### What you will do
Search the listing below for the word "dominguez" and return each line that contains it.

### Information supplied
----

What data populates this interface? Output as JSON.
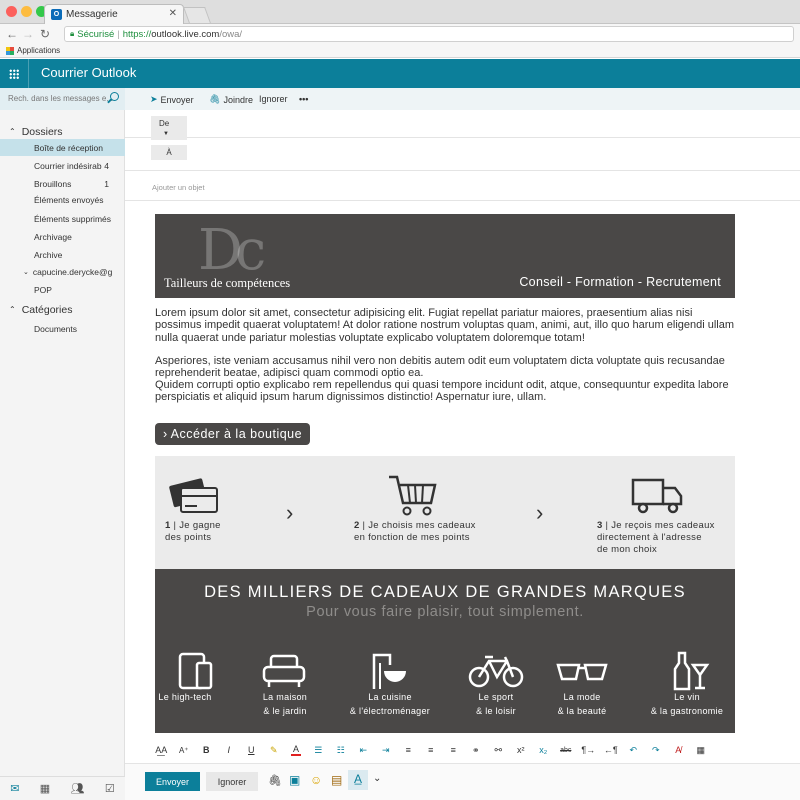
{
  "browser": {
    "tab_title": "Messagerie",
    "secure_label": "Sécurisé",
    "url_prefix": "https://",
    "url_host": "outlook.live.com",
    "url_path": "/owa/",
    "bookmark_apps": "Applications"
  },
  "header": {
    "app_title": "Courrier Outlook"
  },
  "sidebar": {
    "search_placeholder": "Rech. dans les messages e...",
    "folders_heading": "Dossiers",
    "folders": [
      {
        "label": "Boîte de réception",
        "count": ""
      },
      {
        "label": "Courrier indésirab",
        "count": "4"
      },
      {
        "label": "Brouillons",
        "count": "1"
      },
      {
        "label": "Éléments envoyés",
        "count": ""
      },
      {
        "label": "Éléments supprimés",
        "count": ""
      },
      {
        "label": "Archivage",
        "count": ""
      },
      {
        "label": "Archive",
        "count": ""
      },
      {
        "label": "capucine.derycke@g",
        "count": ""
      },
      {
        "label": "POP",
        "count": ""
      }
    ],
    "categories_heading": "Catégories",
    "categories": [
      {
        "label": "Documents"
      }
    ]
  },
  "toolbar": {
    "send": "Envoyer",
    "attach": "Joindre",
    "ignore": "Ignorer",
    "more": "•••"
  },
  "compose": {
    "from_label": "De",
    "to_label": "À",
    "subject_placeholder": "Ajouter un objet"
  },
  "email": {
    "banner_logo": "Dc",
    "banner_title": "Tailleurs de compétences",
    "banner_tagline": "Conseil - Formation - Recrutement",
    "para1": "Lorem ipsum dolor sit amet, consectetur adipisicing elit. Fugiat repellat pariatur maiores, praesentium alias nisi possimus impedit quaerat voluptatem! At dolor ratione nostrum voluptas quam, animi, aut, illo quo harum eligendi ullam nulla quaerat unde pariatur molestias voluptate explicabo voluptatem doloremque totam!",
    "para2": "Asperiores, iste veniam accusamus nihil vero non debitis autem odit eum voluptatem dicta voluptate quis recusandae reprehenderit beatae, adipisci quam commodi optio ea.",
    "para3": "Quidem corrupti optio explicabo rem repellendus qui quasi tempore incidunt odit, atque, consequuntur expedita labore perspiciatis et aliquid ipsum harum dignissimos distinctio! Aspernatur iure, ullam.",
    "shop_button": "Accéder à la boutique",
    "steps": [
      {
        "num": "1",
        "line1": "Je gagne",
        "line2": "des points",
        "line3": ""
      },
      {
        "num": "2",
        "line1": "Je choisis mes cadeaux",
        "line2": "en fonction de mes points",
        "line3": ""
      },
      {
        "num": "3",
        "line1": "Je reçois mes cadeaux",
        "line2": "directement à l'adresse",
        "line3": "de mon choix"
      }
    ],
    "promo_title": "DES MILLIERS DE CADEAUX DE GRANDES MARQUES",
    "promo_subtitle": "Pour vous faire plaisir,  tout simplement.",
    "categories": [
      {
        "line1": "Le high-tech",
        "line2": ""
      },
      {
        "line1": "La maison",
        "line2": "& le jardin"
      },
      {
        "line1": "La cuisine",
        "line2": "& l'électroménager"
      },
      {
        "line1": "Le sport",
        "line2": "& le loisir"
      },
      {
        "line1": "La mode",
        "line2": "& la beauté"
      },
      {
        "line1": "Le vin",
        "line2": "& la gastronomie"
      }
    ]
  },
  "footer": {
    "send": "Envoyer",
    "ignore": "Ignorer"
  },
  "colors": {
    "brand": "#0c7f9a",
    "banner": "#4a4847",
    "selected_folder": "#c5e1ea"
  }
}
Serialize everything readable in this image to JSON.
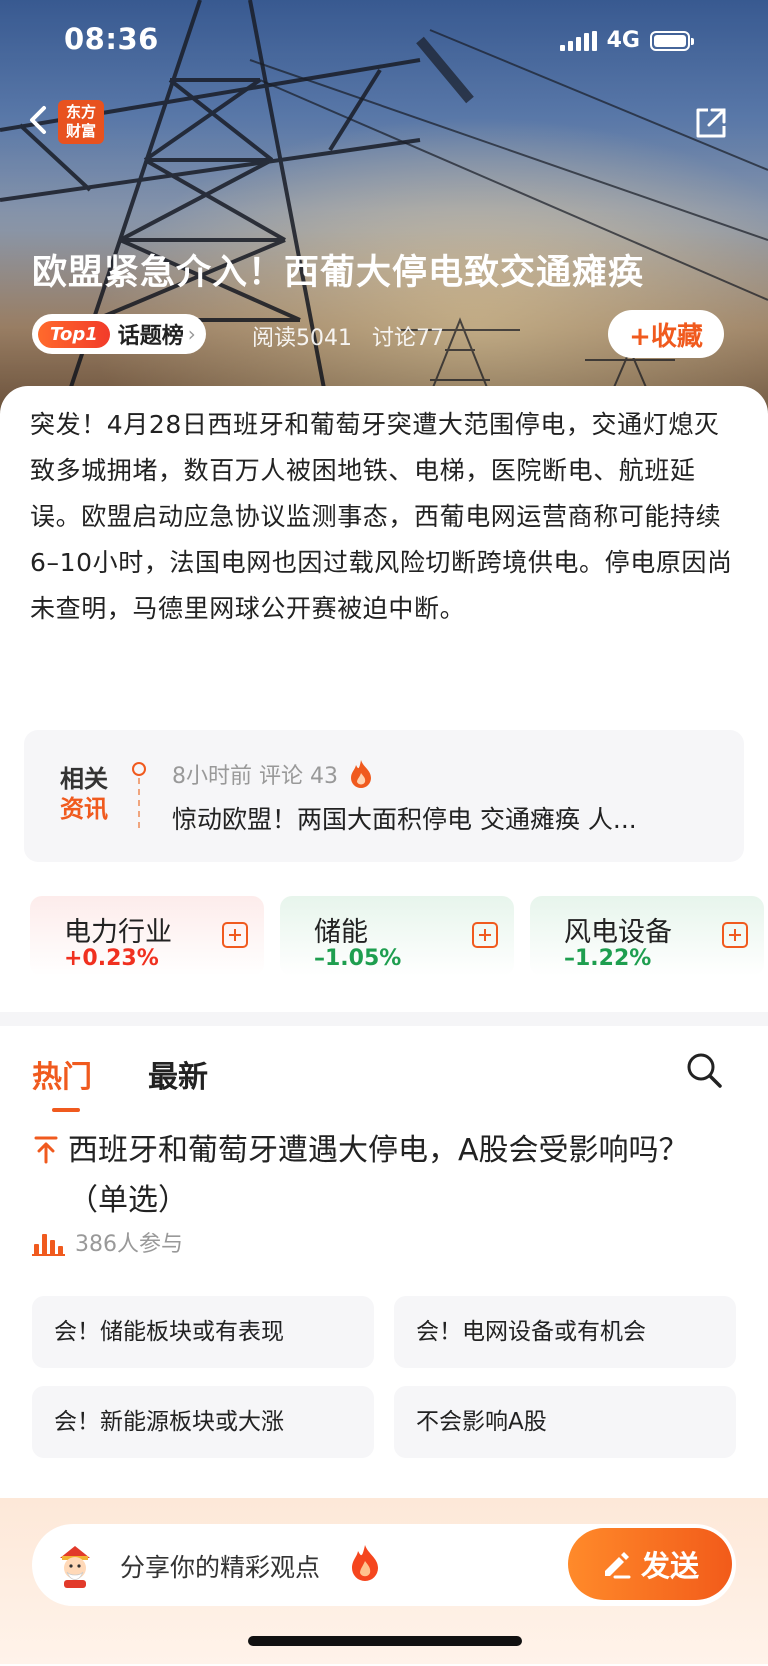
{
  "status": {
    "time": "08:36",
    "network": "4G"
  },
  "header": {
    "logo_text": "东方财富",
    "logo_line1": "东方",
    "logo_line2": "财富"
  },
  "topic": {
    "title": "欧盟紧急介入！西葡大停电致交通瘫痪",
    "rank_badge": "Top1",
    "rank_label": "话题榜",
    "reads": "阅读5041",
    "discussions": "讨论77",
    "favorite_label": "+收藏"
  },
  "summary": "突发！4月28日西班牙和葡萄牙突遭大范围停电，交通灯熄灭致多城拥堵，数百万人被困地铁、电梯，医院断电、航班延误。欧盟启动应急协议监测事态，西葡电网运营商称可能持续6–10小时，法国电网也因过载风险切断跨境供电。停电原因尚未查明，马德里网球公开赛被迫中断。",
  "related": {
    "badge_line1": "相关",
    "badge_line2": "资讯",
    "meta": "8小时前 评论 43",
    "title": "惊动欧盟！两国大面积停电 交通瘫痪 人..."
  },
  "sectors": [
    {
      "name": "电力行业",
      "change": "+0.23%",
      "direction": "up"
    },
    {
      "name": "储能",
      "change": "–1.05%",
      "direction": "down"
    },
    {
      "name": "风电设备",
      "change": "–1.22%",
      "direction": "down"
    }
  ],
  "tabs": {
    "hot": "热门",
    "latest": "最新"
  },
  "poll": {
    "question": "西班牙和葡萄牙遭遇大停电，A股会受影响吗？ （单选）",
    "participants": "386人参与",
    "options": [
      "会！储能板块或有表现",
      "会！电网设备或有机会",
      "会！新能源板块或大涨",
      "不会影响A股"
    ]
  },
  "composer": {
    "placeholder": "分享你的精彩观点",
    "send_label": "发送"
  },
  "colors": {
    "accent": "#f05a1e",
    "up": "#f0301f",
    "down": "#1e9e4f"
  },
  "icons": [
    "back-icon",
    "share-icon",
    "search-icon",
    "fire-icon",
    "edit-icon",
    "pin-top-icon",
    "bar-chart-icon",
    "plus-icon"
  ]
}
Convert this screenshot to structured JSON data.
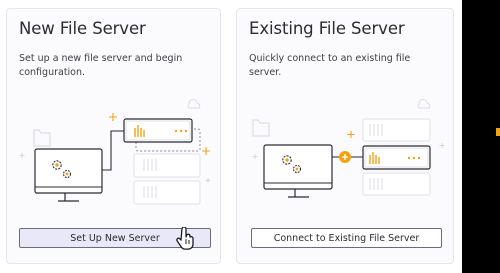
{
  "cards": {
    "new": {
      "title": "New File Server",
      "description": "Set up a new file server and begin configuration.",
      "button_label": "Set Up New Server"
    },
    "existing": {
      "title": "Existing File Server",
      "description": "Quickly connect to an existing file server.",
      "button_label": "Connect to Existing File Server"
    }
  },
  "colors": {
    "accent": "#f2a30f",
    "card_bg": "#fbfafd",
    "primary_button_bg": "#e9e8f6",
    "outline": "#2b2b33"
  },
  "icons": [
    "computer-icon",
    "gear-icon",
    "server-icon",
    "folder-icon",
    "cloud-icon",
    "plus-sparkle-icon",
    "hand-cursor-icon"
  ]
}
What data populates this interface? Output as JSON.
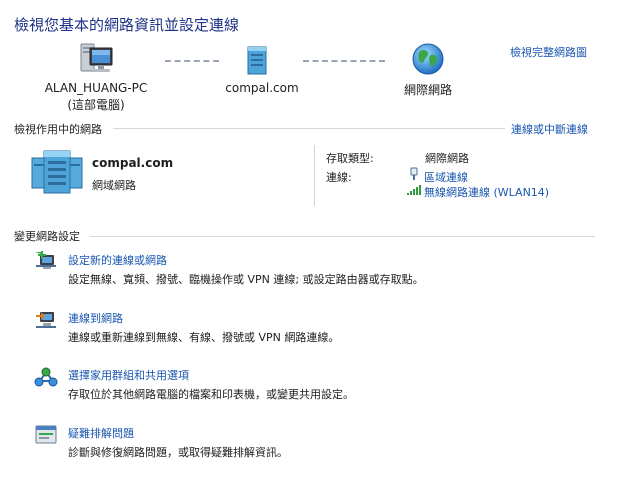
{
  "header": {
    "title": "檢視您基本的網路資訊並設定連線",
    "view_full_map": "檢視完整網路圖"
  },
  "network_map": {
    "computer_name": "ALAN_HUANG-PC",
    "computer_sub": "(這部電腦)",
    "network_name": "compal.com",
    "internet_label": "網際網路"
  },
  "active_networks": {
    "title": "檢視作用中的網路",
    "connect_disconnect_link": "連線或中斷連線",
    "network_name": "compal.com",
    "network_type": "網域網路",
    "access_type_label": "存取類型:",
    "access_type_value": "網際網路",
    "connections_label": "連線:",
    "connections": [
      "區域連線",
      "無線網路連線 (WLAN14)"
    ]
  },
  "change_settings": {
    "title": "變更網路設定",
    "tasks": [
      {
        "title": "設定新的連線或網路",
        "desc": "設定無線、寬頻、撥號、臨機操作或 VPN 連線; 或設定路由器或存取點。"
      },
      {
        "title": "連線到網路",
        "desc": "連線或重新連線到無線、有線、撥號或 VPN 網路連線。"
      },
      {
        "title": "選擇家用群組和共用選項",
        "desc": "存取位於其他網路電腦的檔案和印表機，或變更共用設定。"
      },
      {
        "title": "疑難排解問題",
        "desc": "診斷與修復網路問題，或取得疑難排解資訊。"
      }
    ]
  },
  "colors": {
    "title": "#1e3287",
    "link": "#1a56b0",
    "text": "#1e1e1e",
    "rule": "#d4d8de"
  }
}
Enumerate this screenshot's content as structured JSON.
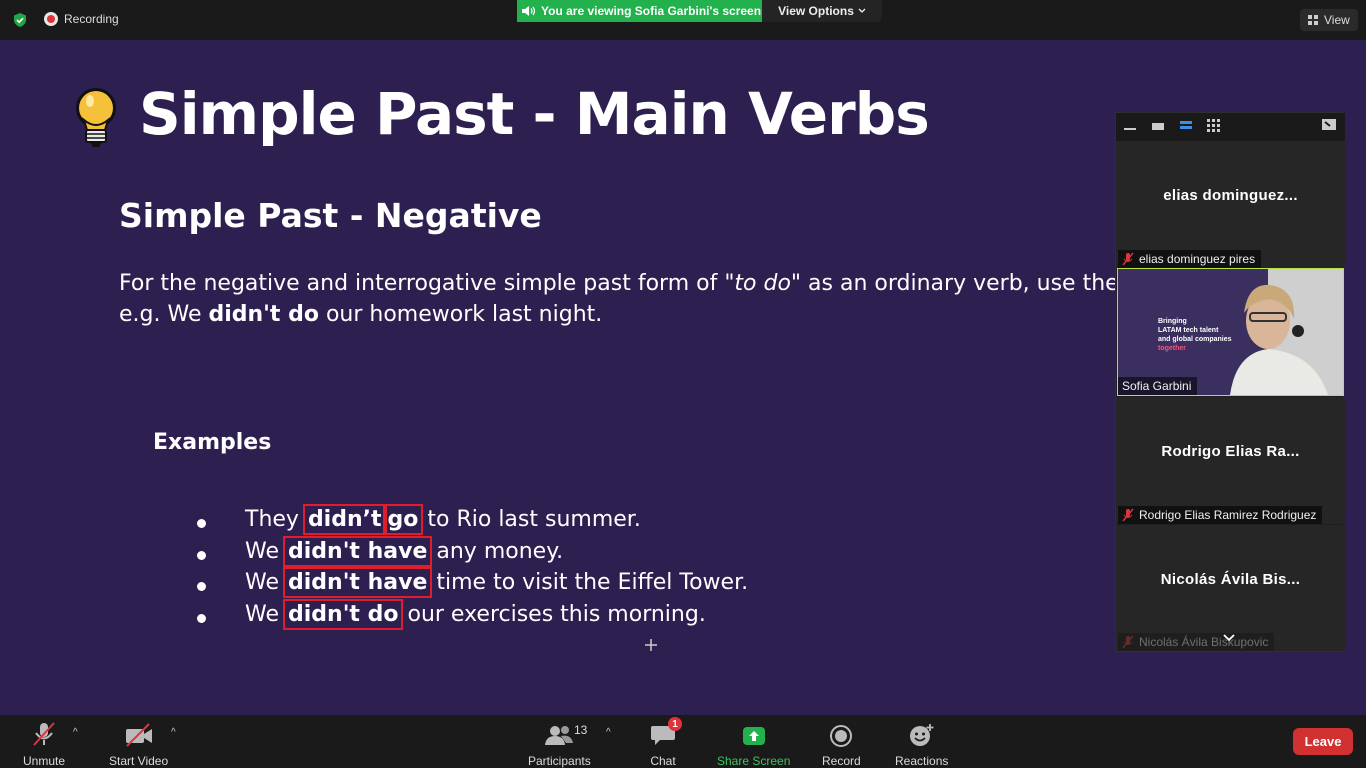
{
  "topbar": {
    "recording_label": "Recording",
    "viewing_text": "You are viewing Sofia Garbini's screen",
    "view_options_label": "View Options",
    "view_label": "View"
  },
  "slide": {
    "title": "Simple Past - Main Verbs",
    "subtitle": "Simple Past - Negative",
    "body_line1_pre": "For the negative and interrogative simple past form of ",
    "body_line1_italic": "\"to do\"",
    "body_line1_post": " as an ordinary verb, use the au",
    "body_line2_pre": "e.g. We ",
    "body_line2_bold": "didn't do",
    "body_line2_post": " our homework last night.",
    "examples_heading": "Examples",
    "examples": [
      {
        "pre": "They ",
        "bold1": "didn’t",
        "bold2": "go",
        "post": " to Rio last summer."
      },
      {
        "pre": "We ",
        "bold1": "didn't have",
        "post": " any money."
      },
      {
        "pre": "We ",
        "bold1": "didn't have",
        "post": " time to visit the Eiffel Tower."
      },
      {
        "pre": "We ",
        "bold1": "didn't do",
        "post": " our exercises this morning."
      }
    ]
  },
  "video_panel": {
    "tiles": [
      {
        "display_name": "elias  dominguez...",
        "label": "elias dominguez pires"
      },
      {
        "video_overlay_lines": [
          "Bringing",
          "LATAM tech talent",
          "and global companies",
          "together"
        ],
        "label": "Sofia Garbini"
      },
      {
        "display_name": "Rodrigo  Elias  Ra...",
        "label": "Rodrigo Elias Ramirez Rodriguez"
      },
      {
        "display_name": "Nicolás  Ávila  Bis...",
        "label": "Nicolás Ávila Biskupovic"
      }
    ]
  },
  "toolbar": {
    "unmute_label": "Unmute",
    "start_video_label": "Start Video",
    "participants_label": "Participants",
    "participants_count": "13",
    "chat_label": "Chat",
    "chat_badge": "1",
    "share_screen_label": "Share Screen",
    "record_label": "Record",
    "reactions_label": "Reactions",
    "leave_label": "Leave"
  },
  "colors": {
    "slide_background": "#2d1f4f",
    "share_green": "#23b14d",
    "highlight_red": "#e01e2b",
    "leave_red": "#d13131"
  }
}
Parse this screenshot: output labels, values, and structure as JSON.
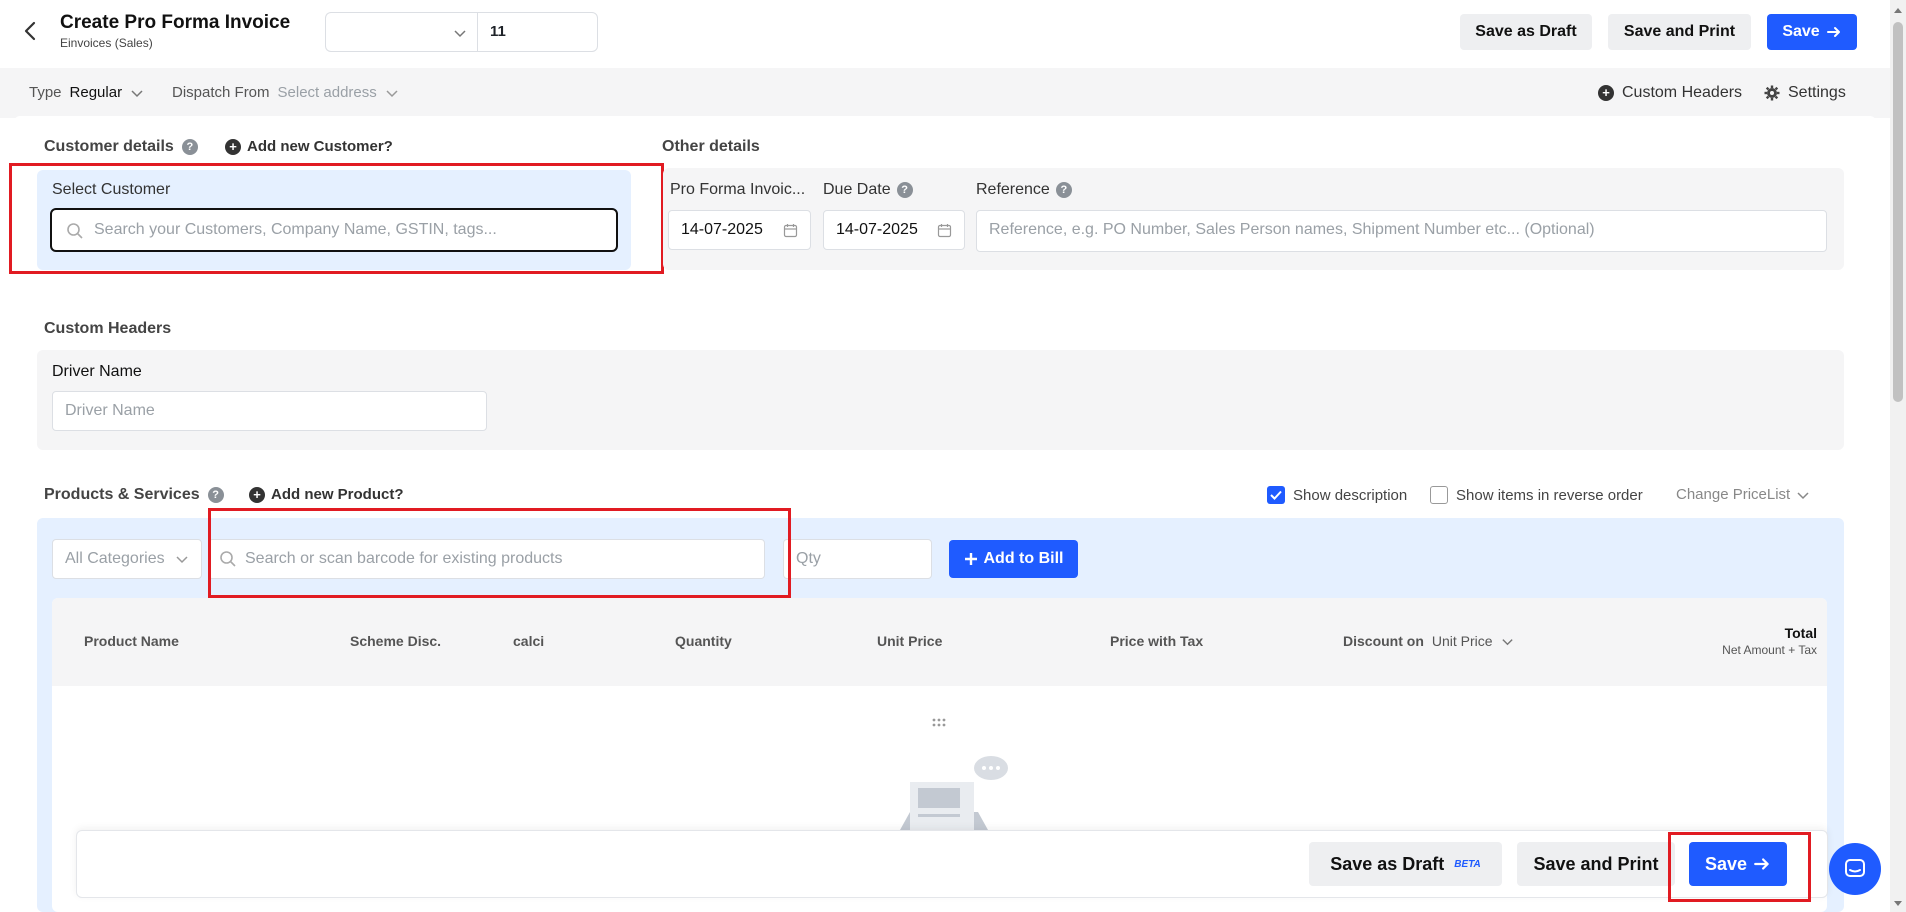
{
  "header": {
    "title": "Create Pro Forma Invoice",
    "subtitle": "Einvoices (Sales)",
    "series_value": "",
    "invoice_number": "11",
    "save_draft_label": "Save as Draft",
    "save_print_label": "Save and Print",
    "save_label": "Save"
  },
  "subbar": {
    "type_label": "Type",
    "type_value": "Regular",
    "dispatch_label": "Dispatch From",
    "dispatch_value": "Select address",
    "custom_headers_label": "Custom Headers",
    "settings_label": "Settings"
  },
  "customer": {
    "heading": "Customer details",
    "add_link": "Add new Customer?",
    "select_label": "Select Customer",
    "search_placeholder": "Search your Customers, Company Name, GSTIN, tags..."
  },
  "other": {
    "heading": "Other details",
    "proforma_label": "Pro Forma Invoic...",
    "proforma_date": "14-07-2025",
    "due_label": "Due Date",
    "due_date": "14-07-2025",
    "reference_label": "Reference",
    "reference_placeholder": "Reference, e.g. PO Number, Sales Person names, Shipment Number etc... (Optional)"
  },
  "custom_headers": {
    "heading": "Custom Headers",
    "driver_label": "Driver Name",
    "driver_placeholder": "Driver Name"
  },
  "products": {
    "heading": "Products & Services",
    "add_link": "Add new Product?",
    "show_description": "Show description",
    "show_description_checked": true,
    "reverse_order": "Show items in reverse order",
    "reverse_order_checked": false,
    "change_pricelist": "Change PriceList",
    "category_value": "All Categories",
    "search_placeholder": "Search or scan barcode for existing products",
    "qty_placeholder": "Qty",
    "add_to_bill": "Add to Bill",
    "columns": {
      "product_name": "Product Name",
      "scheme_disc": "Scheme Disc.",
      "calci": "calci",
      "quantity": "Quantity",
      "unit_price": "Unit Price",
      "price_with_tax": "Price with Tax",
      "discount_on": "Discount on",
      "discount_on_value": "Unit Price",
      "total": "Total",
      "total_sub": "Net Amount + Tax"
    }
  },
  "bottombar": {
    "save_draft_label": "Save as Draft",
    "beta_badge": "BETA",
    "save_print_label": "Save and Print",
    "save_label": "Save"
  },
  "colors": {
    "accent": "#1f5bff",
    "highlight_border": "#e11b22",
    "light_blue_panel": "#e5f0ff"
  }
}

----

### Completed task
        "display_name": "elias  dominguez...",
        "label": "elias dominguez pires"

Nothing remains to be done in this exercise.